Yes, both are urban, but both are quality bass lakes. Fact is, Lake Austin annually produces one or two of the largest fish caught each year in Texas.

Fly rod trout

Yes, there are trout in Central Texas. Look for them in the Guadalupe River, along a several-mile stretch down river from just below Canyon Lake Dam. Take care in this area. Much of it is privately controlled. Still, there are memberships available if you want to walk in, and there are guides who'll take you through the area in float-boats.


Take a big boat, some giant jigs and downriggers, and you have the makings of a day trolling for stripers and hybrids. The center of this universe in Central Texas is Lake Buchanan.

Some anglers like to use live bait and to drift through some of the better locations on the lake, which is at the top of the Highland Lakes chain.

The fish are big, usually accessible, and you can let the guide do all the real work. You just do the "reel" work.

Sitting on the bank

Now we're talking about fishing suitable to the Austin lifestyle and a fish that's perfect for Austin style fishing, the carp.

Tackle is easy: a long rod and simple reel with plenty of line. You can buy the whole rig in a store for $50, or just use what you have.

Most people use dough bait for carp. It's available commercially or you can make your own.

Just roll it onto a treble hook, toss it out into the current in Lady Bird Lake, pop open a cold one and close your eyes for a while. Lake Austin is good, too, although access is more difficult.

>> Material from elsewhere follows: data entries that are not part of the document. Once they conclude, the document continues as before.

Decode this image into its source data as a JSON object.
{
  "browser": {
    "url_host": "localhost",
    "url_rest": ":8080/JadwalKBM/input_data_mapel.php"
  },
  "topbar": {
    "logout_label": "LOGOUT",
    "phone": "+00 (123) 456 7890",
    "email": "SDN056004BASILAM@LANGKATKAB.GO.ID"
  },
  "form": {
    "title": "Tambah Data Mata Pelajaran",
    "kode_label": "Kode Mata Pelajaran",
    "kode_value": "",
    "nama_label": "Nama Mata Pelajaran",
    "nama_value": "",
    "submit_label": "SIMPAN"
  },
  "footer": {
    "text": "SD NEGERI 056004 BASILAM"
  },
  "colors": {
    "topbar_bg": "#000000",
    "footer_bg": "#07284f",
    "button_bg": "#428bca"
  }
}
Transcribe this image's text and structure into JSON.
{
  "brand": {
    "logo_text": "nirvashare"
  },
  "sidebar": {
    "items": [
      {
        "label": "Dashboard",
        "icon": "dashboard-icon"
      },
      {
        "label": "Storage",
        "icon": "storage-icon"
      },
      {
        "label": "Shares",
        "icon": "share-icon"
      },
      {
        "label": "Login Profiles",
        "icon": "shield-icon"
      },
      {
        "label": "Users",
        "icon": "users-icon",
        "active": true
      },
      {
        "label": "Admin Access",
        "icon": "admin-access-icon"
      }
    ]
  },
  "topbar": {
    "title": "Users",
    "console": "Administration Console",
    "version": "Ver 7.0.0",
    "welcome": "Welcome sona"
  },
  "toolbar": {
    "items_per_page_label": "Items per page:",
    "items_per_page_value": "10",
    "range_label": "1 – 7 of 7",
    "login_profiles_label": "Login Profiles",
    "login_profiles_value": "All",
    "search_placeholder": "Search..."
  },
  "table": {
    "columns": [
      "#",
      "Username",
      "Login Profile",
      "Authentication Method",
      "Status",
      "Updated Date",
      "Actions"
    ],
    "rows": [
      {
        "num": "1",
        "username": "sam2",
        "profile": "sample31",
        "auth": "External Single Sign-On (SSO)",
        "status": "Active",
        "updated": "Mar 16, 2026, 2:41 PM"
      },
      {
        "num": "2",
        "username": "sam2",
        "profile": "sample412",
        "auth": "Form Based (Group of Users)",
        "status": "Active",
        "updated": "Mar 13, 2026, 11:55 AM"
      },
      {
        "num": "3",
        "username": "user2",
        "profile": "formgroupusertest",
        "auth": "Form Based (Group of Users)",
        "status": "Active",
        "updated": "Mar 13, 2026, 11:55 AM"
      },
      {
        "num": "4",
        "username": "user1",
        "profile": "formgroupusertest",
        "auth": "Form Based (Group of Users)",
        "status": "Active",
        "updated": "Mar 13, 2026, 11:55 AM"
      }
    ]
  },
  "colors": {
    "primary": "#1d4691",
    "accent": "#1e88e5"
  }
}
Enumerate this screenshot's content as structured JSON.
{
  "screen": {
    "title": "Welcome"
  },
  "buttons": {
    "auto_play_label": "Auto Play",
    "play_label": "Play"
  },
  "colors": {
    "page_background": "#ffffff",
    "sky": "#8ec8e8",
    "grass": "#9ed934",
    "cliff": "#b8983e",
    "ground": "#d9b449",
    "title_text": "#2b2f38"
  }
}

If you catch something, great. If you don't, you've had a nice day sitting in the shade.